→ **Problem**
Would you please copy each line of the data in which the string "selected" occurs?

→ **The data**
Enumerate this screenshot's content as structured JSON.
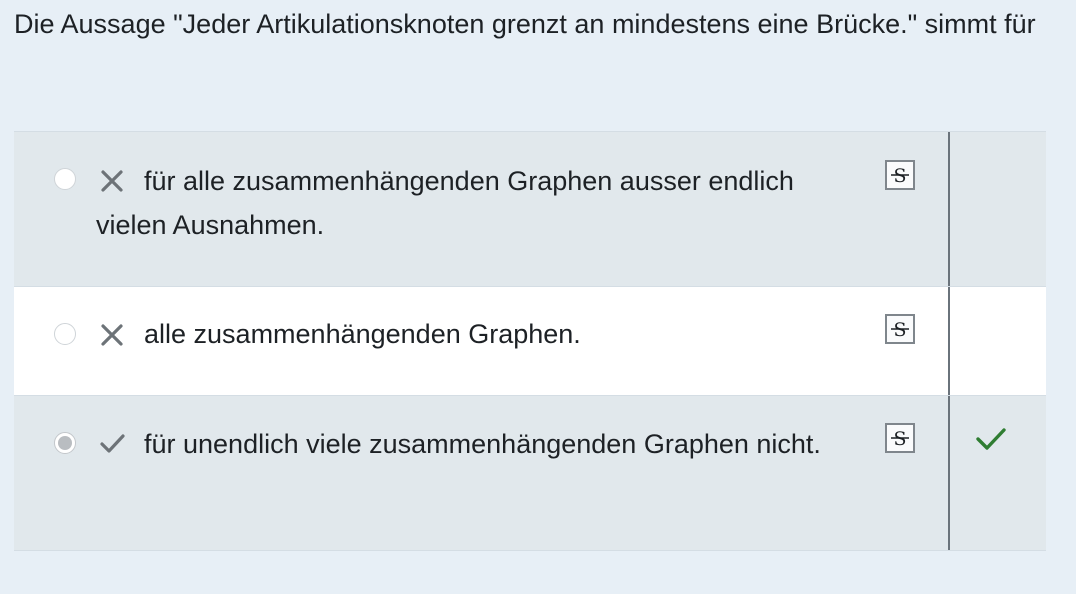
{
  "question": {
    "text": "Die Aussage \"Jeder Artikulationsknoten grenzt an mindestens eine Brücke.\" simmt für"
  },
  "answers": [
    {
      "text": "für alle zusammenhängenden Graphen ausser endlich vielen Ausnahmen.",
      "selected": false,
      "mark": "x-icon",
      "feedback": null
    },
    {
      "text": "alle zusammenhängenden Graphen.",
      "selected": false,
      "mark": "x-icon",
      "feedback": null
    },
    {
      "text": "für unendlich viele zusammenhängenden Graphen nicht.",
      "selected": true,
      "mark": "check-icon",
      "feedback": "correct-check-icon"
    }
  ],
  "strike_button": {
    "label": "S",
    "icon": "strikethrough-icon"
  },
  "colors": {
    "background": "#e7eff6",
    "row_shaded": "#e1e8ec",
    "row_white": "#ffffff",
    "correct_green": "#2f7d32",
    "mark_gray": "#6d7378"
  }
}
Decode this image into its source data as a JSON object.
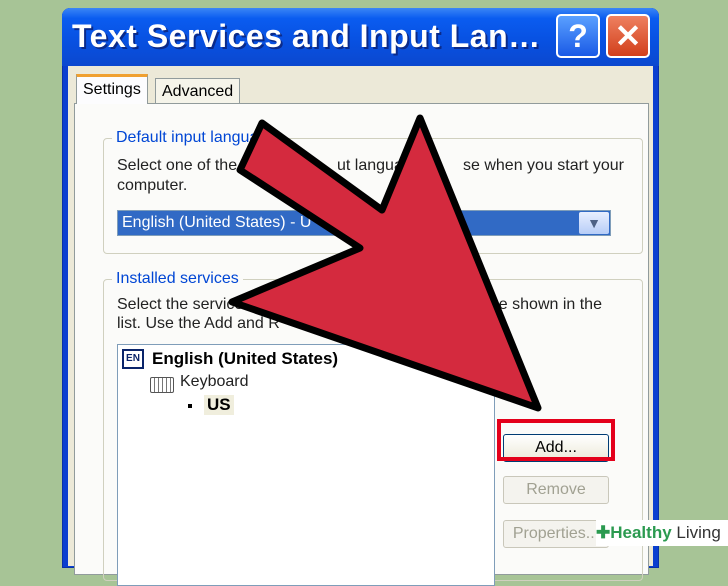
{
  "window": {
    "title": "Text Services and Input Lan…",
    "help_label": "?",
    "close_label": "✕"
  },
  "tabs": [
    "Settings",
    "Advanced"
  ],
  "default_group": {
    "label": "Default input langua",
    "desc_start": "Select one of the i",
    "desc_end": "ut language",
    "desc_end2": "se when you start your",
    "desc_line2": "computer.",
    "selected": "English (United States) - U",
    "dropdown_icon": "chevron-down-icon"
  },
  "installed_group": {
    "label": "Installed services",
    "line1_start": "Select the service",
    "line1_end": "age shown in the",
    "line2": "list. Use the Add and R",
    "tree": {
      "language": "English (United States)",
      "lang_badge": "EN",
      "category": "Keyboard",
      "layout": "US"
    }
  },
  "buttons": {
    "add": "Add...",
    "remove": "Remove",
    "properties": "Properties..."
  },
  "watermark": {
    "brand_a": "Healthy",
    "brand_b": " Living"
  },
  "colors": {
    "arrow_fill": "#d42a3e",
    "highlight": "#e4001b",
    "background": "#a7c496"
  }
}
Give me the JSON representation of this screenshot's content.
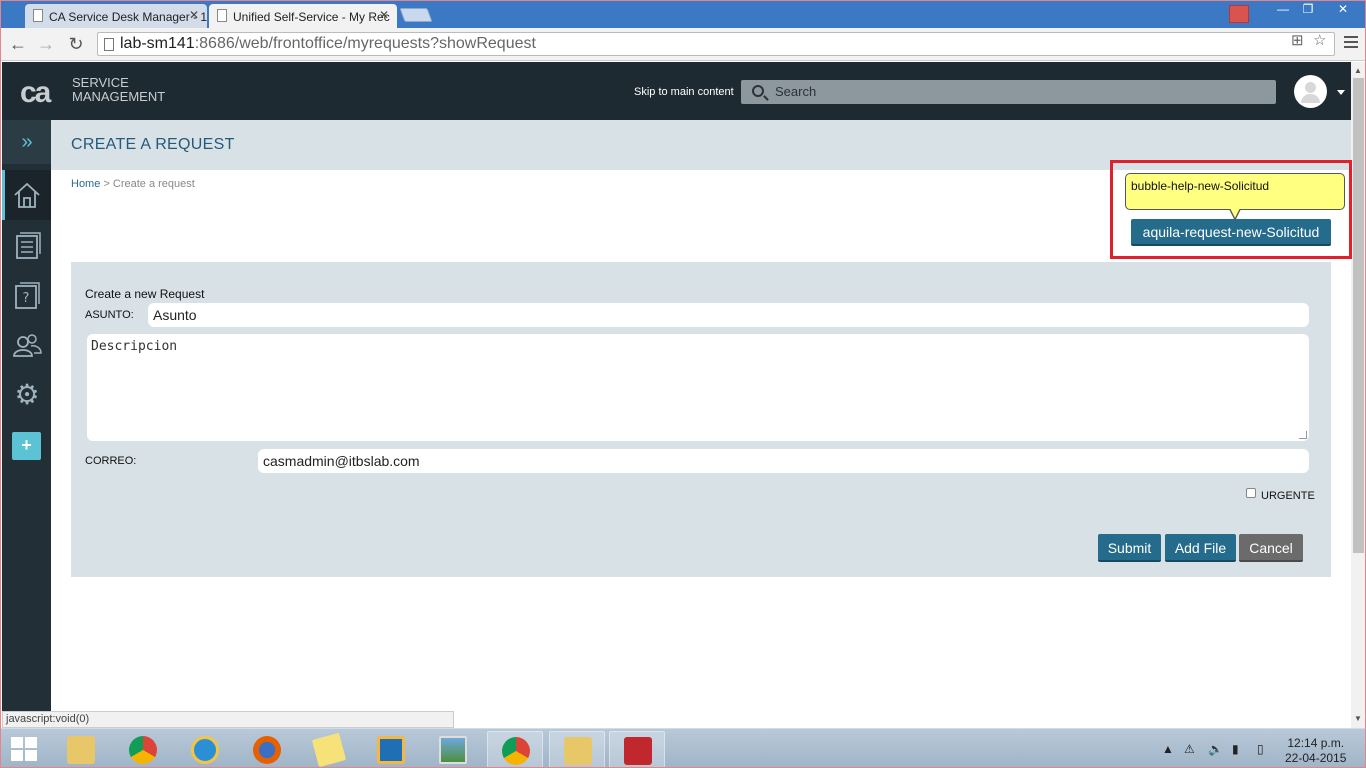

→ **The answer**
      "selected": false,
      "selected": false,
      "selected": true,
    "selected": "English (United States) - U",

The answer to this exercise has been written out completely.